The data contained in this website is for general information purposes only, and is not legal advice. It is intended to provide snorkelers with the information that will enable them to engage in safe and enjoyable snorkeling, and it is not meant as a substitute for swim level, physical condition, experience, or local knowledge. Remember that all marine activities, including snorkeling, are potentially dangerous, and that you enter the water at your own risk. You must take an individual weather, sea conditions and hazards assessment before entering the water. If snorkeling conditions are degraded, postpone your snorkeling or select an alternate site. Know and obey local laws and regulations, including regulated areas, protected species, wildlife interaction and dive flag laws.
Rocks and coral reef with turtles and colorful fish
Rocky seabed with turtles, sharks and reef fish
Sponges, corals and seagrass with fish and critters
Coral and sponges reef with lots of fish

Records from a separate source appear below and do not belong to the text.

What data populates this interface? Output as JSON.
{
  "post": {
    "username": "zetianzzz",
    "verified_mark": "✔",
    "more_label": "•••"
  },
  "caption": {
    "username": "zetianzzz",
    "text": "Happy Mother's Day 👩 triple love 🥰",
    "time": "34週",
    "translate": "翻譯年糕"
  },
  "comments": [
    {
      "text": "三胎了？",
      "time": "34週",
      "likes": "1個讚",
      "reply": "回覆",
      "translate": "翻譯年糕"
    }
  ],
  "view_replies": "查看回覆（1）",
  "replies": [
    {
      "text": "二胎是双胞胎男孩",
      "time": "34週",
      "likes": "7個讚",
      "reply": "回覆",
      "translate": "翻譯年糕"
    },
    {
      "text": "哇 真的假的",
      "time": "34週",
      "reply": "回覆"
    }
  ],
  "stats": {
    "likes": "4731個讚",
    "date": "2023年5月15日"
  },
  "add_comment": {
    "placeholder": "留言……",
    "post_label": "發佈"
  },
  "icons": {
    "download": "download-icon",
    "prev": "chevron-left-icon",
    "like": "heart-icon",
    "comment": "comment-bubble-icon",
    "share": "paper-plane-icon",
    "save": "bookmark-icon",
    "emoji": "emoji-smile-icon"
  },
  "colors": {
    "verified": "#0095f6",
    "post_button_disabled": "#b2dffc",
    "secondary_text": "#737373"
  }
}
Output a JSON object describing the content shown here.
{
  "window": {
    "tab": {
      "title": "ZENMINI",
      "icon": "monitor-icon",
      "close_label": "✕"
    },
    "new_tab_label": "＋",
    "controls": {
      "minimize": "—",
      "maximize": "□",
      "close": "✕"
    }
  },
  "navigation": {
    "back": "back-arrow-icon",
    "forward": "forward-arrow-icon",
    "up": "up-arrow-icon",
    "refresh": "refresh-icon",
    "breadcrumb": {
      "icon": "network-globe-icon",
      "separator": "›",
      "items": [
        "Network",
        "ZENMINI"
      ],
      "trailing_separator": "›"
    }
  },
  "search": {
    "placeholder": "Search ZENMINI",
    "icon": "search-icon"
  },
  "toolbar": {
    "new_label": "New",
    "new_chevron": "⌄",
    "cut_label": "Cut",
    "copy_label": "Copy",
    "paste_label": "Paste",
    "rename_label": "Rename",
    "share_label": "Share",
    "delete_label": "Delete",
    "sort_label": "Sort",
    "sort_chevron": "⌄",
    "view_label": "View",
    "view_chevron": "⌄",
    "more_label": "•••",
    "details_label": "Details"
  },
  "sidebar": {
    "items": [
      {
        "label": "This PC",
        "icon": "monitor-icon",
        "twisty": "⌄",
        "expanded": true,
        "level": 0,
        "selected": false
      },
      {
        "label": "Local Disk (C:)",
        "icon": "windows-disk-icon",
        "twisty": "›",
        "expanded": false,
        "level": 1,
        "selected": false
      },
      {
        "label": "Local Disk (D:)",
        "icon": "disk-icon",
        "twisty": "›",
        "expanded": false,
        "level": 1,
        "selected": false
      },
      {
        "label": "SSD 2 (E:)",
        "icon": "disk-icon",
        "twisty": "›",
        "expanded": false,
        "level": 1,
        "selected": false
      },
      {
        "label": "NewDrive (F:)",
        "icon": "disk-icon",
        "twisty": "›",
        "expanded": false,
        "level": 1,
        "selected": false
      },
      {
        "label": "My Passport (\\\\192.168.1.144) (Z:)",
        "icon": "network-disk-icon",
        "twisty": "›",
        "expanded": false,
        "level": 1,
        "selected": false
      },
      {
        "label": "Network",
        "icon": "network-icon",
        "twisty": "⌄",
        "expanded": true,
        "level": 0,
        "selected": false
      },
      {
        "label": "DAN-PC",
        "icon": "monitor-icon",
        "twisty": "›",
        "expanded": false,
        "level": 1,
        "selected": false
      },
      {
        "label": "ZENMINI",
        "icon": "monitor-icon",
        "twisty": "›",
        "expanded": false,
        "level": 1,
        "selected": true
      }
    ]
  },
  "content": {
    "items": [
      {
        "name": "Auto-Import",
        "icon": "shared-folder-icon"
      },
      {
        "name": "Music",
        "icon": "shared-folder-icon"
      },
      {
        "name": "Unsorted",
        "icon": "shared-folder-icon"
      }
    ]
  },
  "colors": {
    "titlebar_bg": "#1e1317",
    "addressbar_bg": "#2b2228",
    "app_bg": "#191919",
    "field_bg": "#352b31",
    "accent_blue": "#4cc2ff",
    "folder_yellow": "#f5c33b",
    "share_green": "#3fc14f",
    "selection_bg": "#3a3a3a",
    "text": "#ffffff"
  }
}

Shallow seagrass flats with sea stars and juvenile fish
Shallow lagoon with seagrass meadows and hard coral